(Brief): Restate all data exactly. No images.

(Listed entries):
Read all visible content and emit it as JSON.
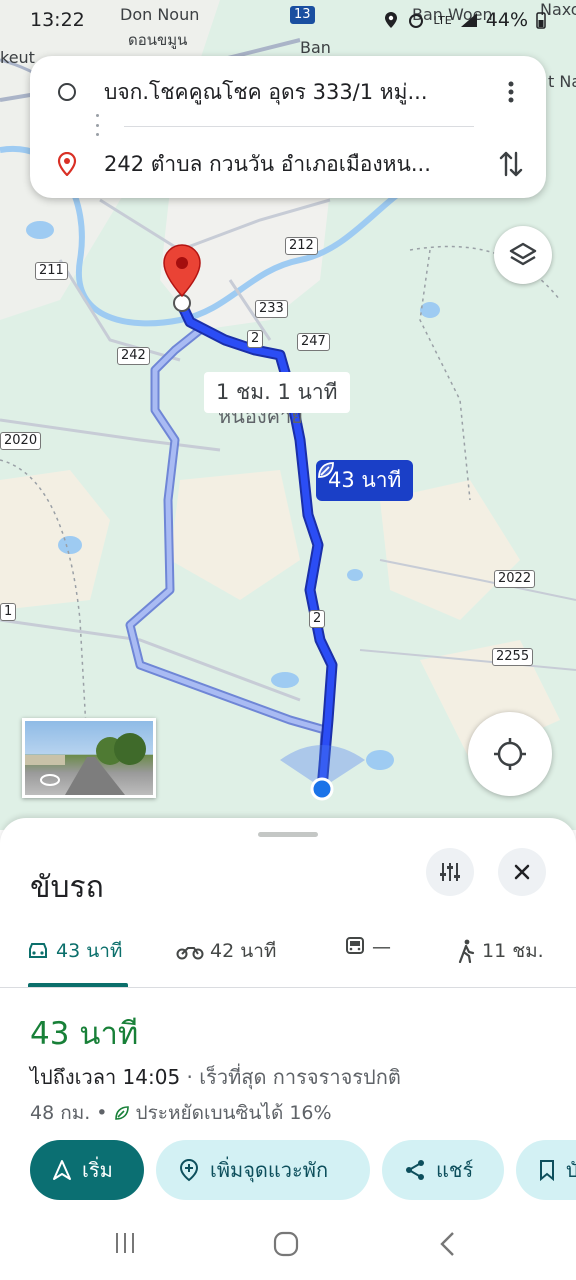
{
  "status_bar": {
    "time": "13:22",
    "battery": "44%",
    "network": "LTE"
  },
  "map": {
    "labels": [
      "Don Noun",
      "ดอนขมูน",
      "Ban",
      "Ban Woen",
      "Naxo",
      "keut",
      "t Na",
      "หนองคาย"
    ],
    "shields": [
      "212",
      "211",
      "233",
      "2",
      "247",
      "242",
      "2020",
      "2022",
      "2",
      "2255",
      "13",
      "1"
    ],
    "route_time_alt": "1 ชม. 1 นาที",
    "route_time_main": "43 นาที"
  },
  "route": {
    "origin": "บจก.โชคคูณโชค อุดร 333/1 หมู่...",
    "destination": "242 ตำบล กวนวัน อำเภอเมืองหน..."
  },
  "sheet": {
    "title": "ขับรถ",
    "modes": [
      {
        "icon": "car-icon",
        "label": "43 นาที"
      },
      {
        "icon": "motorcycle-icon",
        "label": "42 นาที"
      },
      {
        "icon": "transit-icon",
        "label": "—"
      },
      {
        "icon": "walk-icon",
        "label": "11 ชม."
      }
    ],
    "duration": "43 นาที",
    "arrival": "ไปถึงเวลา 14:05",
    "arrival_note": " · เร็วที่สุด การจราจรปกติ",
    "distance": "48 กม.",
    "bullet": "•",
    "eco": "ประหยัดเบนซินได้ 16%",
    "actions": {
      "start": "เริ่ม",
      "add_stop": "เพิ่มจุดแวะพัก",
      "share": "แชร์",
      "save": "บันทึก"
    }
  },
  "colors": {
    "route_main": "#1a3fc7",
    "route_alt": "#9fb4f0",
    "accent": "#0b6f72",
    "duration": "#188038"
  }
}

(Solved problem):
Read all visible content and emit it as JSON.
{
  "status_bar": {
    "time": "13:22",
    "battery": "44%",
    "network": "LTE"
  },
  "map": {
    "labels": [
      "Don Noun",
      "ดอนขมูน",
      "Ban",
      "Ban Woen",
      "Naxo",
      "keut",
      "t Na",
      "หนองคาย"
    ],
    "shields": [
      "212",
      "211",
      "233",
      "2",
      "247",
      "242",
      "2020",
      "2022",
      "2",
      "2255",
      "13",
      "1"
    ],
    "route_time_alt": "1 ชม. 1 นาที",
    "route_time_main": "43 นาที"
  },
  "route": {
    "origin": "บจก.โชคคูณโชค อุดร 333/1 หมู่...",
    "destination": "242 ตำบล กวนวัน อำเภอเมืองหน..."
  },
  "sheet": {
    "title": "ขับรถ",
    "modes": [
      {
        "icon": "car-icon",
        "label": "43 นาที"
      },
      {
        "icon": "motorcycle-icon",
        "label": "42 นาที"
      },
      {
        "icon": "transit-icon",
        "label": "—"
      },
      {
        "icon": "walk-icon",
        "label": "11 ชม."
      }
    ],
    "duration": "43 นาที",
    "arrival": "ไปถึงเวลา 14:05",
    "arrival_note": " · เร็วที่สุด การจราจรปกติ",
    "distance": "48 กม.",
    "bullet": "•",
    "eco": "ประหยัดเบนซินได้ 16%",
    "actions": {
      "start": "เริ่ม",
      "add_stop": "เพิ่มจุดแวะพัก",
      "share": "แชร์",
      "save": "บันทึก"
    }
  },
  "colors": {
    "route_main": "#1a3fc7",
    "route_alt": "#9fb4f0",
    "accent": "#0b6f72",
    "duration": "#188038"
  }
}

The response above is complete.